It is difficult to come up with rich enough superlatives to convey the sumptuous arrangements provided by our Italian AVI '96 hosts, Dr. Tiziana Catarci, Dr. Stefano Levialdi, and Dr. Giuseppe Santucci of Universita di Roma, "La Sapienza" and Dr. Maria Francesca Costabile of the Universita di Bari. It goes without saying that the Umbrian food and wine were delightful. The Hotel "Ai Cappuccini" had all the sinful luxuries shunned by its former inhabitants. The organizers provided ample time for enjoying the company of new-found colleagues, while sipping local vintages in the sun-drenched courtyards between sessions, or while strolling through the ancient olive trees on the hillside paths leading to the medieval parts of Gubbio.

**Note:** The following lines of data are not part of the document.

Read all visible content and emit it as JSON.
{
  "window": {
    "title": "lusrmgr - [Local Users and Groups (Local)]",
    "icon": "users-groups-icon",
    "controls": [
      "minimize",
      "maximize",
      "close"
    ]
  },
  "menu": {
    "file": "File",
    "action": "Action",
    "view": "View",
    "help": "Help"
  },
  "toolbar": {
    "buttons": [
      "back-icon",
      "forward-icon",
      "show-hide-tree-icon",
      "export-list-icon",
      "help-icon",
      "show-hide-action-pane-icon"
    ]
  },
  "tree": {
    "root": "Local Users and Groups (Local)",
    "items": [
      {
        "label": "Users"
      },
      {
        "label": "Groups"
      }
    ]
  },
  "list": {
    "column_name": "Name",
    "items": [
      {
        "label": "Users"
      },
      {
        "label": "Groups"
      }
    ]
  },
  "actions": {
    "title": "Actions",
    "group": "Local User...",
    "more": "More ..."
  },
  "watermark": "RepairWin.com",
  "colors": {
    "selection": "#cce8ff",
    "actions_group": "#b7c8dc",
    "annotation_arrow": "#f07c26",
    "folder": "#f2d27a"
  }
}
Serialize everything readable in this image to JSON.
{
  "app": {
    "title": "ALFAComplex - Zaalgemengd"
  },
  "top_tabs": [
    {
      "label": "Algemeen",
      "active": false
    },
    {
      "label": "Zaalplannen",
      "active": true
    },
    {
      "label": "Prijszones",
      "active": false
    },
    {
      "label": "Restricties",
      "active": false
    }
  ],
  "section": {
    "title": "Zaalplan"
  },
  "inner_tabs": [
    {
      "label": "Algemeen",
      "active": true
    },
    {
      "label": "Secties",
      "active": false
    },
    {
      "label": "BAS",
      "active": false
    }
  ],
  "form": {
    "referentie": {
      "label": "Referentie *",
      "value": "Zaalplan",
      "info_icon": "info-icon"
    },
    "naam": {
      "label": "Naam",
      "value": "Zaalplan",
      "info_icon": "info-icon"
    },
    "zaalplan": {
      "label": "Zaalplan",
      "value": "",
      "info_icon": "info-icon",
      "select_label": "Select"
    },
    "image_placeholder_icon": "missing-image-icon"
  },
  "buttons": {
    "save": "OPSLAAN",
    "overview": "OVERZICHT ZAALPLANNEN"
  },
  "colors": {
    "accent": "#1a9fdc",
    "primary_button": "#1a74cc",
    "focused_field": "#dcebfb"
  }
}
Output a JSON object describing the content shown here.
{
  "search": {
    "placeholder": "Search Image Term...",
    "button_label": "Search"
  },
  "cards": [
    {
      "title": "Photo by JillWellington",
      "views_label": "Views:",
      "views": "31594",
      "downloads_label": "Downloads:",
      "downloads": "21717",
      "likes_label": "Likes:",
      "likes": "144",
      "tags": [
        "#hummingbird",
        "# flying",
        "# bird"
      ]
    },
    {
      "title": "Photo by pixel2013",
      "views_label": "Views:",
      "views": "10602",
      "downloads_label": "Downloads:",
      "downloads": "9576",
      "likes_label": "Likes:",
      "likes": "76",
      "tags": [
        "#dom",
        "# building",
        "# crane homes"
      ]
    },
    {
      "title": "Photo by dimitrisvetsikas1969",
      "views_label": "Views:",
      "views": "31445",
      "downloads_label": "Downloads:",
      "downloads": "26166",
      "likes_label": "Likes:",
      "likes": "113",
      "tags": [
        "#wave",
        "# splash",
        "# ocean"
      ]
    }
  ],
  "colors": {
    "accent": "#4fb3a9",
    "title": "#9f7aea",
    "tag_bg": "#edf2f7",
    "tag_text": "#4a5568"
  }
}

Ample time was also provided for the many system demonstrations.

The town itself provided the early workshop arrivals with its "Palio della Balestra" cross-bow competition between the archers of Gubbio and Borgo San Sepolcro. This "festa" dates to medieval times when the mercenaries of the free Commune of Gubbio and other Umbrian towns vied for positions on the armies of the larger city states. Archers and other performers, in traditional medieval costumes, entertained under the flags and banners decorating the town, followed by a historic procession under torchlight. Our AVI '96 hosts arranged for some of these entertainers to give an evening performance for the workshop. An afternoon and evening was set aside to tour through the rolling Umbrian countryside to visit Assisi. Several guides were contracted to provide small groups with a walking tour of the town and the history of its most famous inhabitants, Saint Francis and Saint Clare. This was followed by a magnificent gala banquet of abundant courses of traditional medieval dishes presented amidst recitals of traditional medieval music.

AVI '98 will be held in L'Aquila, in the Abruzzo region of Italy. This is a more rustic part of Italy, where the Apennine mountains reach their highest peak at the Gran Sasso. Judging by the past success of these workshops I look forward to the next.

About the Author

Peter Pirolli is a cognitive scientist at the Xerox Palo Alto Research Center. He received his Ph.D. in cognitive psychology from Carnegie Mellon University. As an Associate Professor at the University of California, Berkeley he did research on computational cognitive models of learning to program, intelligent tutoring systems, models of generic design problem solving, and learning-to-learn strategies. His current interests include ecological and cognitive theories for understanding and designing complex information environments, theories of measurement of knolwedge content, access, and learning, and the development of new empricial methods for the study of information work.

Peter Pirolli
Xerox PARC
3333 Coyote Hill Road
Palo Alto, CA 94304, USA

pirolli@parc.xerox.com

No earlier issue with same topic
Issue
Previous article
Article
SIGCHI Bulletin
Vol.29 No.1, January 1997
Next article
Article
No later issue with same topic
Issue

 

Powered by Plone CMS, the Open Source Content Management System

This site conforms to the following standards: